Excellent Trail Rider
I spent a long, hot, rough day in saddle of the 530. We had a 400 and a 450 XC-W along, and I rode each of those bikes a little, and except for the tires being a little slippery, you would never know this 530 was a street-legal bike. It is powerful, tractable and finely suspended. It really is a high-end off-road bike that happens to be legal on pavement.Jimmy Lewis
Weight: 185 lb
Fix the jetting, change the gearing, get the crankcase breather hose off the bell of the carburetor and open up the catch tank for the carb’s breather tubes. If you buy one of these bikes, just do this stuff before you wonder why your bike overheats or runs funny. Then stop slipping that clutch! Just let the 530 lug you to trail heaven and thank KTM for making a dirt bike you can get a license plate for. Because we all know how regulations are cutting into your trail mileage.
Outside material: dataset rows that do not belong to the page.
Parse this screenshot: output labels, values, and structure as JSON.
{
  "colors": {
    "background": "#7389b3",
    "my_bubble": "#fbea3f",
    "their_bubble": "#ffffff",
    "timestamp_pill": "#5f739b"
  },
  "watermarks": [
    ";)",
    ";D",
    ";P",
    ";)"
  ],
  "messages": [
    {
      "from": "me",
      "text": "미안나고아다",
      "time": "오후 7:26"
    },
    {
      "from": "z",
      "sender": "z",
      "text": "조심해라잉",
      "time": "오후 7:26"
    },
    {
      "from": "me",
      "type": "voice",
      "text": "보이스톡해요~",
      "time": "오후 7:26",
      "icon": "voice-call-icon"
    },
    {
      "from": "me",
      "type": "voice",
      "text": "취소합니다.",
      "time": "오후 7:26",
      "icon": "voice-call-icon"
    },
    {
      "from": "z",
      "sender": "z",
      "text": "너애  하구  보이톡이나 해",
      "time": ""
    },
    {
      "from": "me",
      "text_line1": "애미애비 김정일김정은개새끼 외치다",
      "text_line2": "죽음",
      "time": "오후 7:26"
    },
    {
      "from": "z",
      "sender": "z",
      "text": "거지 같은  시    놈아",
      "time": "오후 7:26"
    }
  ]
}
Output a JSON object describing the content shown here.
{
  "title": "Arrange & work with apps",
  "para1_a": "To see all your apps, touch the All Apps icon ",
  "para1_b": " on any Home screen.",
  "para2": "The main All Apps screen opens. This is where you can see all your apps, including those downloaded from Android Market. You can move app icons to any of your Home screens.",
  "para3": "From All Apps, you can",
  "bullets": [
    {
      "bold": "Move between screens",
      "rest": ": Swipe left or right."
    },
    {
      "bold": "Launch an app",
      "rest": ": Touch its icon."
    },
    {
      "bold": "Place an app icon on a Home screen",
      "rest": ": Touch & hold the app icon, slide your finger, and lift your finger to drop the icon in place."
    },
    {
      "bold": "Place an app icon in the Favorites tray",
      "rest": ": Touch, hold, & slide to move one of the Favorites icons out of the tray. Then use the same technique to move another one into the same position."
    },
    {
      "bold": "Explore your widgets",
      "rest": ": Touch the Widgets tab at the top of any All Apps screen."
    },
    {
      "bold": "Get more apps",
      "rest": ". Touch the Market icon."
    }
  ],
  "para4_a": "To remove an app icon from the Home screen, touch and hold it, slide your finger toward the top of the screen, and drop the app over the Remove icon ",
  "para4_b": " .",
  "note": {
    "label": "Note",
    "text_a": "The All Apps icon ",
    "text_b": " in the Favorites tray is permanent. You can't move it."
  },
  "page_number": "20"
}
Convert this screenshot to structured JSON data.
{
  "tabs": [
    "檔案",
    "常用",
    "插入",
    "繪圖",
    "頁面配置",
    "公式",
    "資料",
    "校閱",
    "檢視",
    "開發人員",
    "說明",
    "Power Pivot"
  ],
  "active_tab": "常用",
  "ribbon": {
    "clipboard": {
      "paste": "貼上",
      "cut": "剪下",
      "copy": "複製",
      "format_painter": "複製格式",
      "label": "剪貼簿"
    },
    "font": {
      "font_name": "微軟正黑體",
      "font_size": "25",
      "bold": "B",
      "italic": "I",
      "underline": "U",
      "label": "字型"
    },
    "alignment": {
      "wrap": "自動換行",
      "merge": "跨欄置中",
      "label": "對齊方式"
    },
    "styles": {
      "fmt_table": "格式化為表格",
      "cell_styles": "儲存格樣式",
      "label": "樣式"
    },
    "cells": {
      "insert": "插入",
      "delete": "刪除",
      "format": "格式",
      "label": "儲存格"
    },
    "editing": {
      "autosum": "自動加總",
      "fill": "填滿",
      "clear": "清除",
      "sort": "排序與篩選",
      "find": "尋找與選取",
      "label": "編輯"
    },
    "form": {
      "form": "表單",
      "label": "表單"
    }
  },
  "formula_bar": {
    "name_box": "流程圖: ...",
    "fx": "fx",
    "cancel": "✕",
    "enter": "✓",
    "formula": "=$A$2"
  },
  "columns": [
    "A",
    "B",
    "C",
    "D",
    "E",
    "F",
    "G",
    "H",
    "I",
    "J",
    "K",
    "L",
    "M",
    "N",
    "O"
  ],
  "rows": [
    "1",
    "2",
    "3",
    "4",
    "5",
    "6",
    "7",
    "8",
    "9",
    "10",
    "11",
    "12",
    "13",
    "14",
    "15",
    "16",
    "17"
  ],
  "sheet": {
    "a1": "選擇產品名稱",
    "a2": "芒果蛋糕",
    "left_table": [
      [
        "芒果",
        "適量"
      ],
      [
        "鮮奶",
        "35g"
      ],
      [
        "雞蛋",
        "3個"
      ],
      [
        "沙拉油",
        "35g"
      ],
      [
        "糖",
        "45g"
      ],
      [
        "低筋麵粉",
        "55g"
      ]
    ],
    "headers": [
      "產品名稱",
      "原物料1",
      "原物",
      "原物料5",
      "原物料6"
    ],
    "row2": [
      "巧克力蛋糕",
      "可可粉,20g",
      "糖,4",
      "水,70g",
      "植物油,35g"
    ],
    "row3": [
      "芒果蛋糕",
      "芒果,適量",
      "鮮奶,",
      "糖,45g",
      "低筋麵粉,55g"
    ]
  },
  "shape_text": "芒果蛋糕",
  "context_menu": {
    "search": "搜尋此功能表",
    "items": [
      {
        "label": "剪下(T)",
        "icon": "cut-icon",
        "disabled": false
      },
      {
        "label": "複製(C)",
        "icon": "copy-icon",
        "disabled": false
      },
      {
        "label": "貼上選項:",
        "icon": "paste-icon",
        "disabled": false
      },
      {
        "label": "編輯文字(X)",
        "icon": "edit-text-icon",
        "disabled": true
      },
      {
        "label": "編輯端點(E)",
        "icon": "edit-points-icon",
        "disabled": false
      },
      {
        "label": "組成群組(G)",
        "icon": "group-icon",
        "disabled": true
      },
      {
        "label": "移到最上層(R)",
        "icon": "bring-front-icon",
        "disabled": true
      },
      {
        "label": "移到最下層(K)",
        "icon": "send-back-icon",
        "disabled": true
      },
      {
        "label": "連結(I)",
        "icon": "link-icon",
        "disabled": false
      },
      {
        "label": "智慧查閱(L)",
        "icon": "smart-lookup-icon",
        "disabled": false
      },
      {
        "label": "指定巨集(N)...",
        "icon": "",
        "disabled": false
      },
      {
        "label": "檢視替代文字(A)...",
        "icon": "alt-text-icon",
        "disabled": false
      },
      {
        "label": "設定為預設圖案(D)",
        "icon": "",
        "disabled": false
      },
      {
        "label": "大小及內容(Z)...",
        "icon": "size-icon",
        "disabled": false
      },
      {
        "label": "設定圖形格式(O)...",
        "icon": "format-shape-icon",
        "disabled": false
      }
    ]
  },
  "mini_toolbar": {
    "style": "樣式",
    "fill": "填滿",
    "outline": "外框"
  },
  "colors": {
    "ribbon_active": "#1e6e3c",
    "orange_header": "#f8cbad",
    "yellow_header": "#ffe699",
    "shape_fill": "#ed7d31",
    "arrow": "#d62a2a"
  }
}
Because of that, we need bikes like this KTM 530. If I had the money right now (and I didn’t already have a street-legal 400 EXC), I’d have one of these.